2024 vision

2024 Looks Very Dark for Senate Democrats

Joe Manchin may either retire or face a truly uphill battle. Photo: Kent Nishimura/Los Angeles Times via Getty Imag

The over-performance of the Democratic Party in midterm Senate races, resulting in a net gain of one seat, represented a mild upset. If Democrats hang on to their fragile control of the chamber in 2024, it will be truly amazing.

The Senate’s six-year terms mean that senators are divided into “classes” of 33 or 34 lawmakers who face voters the same year. And that means the landscape can vary significantly from cycle to cycle regardless of what else is going on politically. Class 1 will be up for reelection next year, when the landscape will be very, very difficult for Democrats. For one thing, they are defending 23 seats while Republicans are defending 11 (including a Nebraska seat just filled by an appointment which will last only until a 2024 special election). But worse yet, some of those 23 Democratic seats are in difficult terrain, as Sabato’s Crystal Ball explains in its initial Senate forecast:

Democrats are defending all 3 seats they hold in states that Donald Trump carried for president in 2020 — Montana, Ohio, and West Virginia. Additionally, they are defending 5 more in states that President Biden carried but by margins smaller than his national edge (roughly 4.5 points). Those are Arizona, Michigan, Nevada, Pennsylvania, and Wisconsin.

It tells you everything you need to know about Republican Senate vulnerabilities in 2024 that probably the two most promising takeaways for Democrats are in Florida and Texas. The other eight states (Nebraska has two races) whose Senate seats the GOP holds are very red indeed (Indiana, Mississippi, Missouri, Nebraska, North Dakota, Tennessee, Utah, and Wyoming).

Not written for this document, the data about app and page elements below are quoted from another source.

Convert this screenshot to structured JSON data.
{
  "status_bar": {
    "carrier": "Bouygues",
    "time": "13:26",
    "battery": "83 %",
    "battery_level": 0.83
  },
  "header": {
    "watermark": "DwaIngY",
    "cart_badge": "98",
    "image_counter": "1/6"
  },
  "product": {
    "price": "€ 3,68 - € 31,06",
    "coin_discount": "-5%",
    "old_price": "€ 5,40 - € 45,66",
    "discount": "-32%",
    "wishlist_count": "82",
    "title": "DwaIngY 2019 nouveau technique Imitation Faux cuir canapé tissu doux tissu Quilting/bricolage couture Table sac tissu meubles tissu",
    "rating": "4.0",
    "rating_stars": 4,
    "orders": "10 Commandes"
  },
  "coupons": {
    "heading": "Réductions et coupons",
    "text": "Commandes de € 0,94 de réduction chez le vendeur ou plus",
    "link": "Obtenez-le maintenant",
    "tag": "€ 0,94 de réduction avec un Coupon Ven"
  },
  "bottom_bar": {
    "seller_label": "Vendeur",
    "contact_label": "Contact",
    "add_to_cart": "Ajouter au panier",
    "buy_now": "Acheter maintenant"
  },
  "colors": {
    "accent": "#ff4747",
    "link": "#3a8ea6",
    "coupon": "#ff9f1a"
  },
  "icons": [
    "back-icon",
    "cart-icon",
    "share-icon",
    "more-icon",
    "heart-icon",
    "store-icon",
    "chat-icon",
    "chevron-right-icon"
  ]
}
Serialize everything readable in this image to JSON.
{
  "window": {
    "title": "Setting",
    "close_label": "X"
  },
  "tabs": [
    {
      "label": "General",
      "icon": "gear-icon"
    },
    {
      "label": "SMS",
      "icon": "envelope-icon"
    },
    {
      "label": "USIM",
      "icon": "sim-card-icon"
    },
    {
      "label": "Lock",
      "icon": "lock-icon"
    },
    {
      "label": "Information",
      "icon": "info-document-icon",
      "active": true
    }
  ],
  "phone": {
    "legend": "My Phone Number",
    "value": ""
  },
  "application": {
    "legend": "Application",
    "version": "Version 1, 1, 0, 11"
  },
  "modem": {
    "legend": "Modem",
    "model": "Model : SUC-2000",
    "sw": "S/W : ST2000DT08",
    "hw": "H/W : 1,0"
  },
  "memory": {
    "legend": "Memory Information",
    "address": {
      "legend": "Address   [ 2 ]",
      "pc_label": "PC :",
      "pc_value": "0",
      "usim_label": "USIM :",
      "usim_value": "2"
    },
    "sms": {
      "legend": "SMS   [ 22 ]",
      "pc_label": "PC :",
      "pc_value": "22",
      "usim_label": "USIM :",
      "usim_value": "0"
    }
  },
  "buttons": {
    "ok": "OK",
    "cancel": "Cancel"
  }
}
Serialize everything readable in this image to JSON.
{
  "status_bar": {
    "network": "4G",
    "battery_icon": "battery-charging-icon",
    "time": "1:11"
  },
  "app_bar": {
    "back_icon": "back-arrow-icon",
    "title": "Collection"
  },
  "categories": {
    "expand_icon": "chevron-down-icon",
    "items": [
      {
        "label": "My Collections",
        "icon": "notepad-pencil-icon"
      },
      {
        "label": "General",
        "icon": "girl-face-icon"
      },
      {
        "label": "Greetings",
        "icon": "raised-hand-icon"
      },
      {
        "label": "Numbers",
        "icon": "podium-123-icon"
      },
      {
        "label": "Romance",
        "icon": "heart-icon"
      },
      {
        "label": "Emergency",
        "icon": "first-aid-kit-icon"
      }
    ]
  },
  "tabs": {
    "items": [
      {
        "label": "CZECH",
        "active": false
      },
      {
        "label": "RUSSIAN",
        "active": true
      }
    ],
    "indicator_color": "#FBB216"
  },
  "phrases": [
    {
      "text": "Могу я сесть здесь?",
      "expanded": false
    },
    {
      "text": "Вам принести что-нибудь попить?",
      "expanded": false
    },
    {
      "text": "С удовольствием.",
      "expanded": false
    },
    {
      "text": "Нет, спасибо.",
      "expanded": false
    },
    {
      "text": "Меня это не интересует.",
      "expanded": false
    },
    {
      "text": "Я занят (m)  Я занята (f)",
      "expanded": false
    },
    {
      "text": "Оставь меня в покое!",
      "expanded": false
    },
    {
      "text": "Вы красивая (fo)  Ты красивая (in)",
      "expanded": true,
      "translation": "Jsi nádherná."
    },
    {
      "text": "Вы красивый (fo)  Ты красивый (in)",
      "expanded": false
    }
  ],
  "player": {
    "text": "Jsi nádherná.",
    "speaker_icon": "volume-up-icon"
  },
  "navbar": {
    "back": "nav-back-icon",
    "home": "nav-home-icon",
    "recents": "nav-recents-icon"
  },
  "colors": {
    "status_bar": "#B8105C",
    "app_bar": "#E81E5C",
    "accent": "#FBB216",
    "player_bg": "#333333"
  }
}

The precise peril faced by Democrats will depend on a couple of potential retirements. If Jon Tester of Montana and Joe Manchin of West Virginia run again, they will be underdogs from the get-go but have a chance. If they instead retire, their seats will very likely flip. Manchin is without question the most vulnerable Democrat in 2024 (with the possible exception of his Arizona friend Kyrsten Sinema, who actually no longer identifies as a Democrat) given his state’s heavy GOP tilt in presidential years (Donald Trump won the state by 42 points in 2016 and 39 points in 2020) and the crowd of formidable Republicans already lining up to challenge him. Manchin will be 77 years old in 2024.

The Arizona race shows that Democrats won’t have an easy path to victory even in states Joe Biden carried in 2020 and where the party did well in 2022. Early polling shows that Sinema may have simply worn out her welcome among Democrats angry at her heresies and Republicans who may appreciate her defense of the filibuster but aren’t going to back an openly bisexual pro-choice former Democrat who voted twice to impeach Trump. But any residual Democratic support Sinema and her flush campaign account can retain will hurt likely Democratic nominee Ruben Gallego — even if the GOP candidate is (as is entirely possible) failed 2022 gubernatorial candidate and MAGA ultra Kari Lake.

There are potential bright spots for Democrats, to be sure. One of the incumbents running in a red state, Ohio’s Sherrod Brown, is a strong campaigner with “populist” street cred who has bucked conservative tends in his state repeatedly in the past. And given the relatively strong performance of Democratic Senate candidates in Florida and Texas six years ago (albeit in a very good Democratic year), Republican incumbents Rick Scott and Ted Cruz are hardly home safe, and either or both of them might instead run for president.

All in all, though, Sabato’s Crystal Ball suggests that the Senate landscape for Democrats is reminiscent of the one they faced in 2014, which did not turn out well:

It isn’t necessarily a stretch to say that Democrats are defending the top 8 Senate seats likeliest to flip. This level of exposure may feel unusually significant at the start of a cycle, although Democrats were also greatly exposed heading into the 2014 Senate elections — in our first update that cycle, we suggested that at least the 7 most vulnerable seats were held by Democrats. Democrats ended up losing all 7 of those seats, plus 2 more for a total of 9 as Republicans flipped the Senate.

In 2014, there was a midterm election, of course, with different national dynamics and turnout patterns than a presidential election. But we do not know, obviously, how the presidential contest in this era of relatively high straight-ticket voting will affect Senate races. We do know that five of the last six presidential elections were barn burners reflecting the relatively even partisan divide that voters again confirmed in 2022. There is no particular reason to think that 2024 will be a landslide in either direction.

There are obviously other variables affecting Senate races that we cannot at present anticipate. Highly competitive Senate primaries in blue or red states like California and Indiana could either produce rare opportunities for the minority party or simply soak up campaign cash better deployed elsewhere.

But right now, Democrats have their work cut out for them in holding on to the Senate beyond January 3, 2025. That matters a great deal if Biden wins a second term and needs the Senate to confirm his nominees — or if Trump or someone worse wins the presidency and Republicans hang on to the House.

2024 Looks Very Dark for Senate Democrats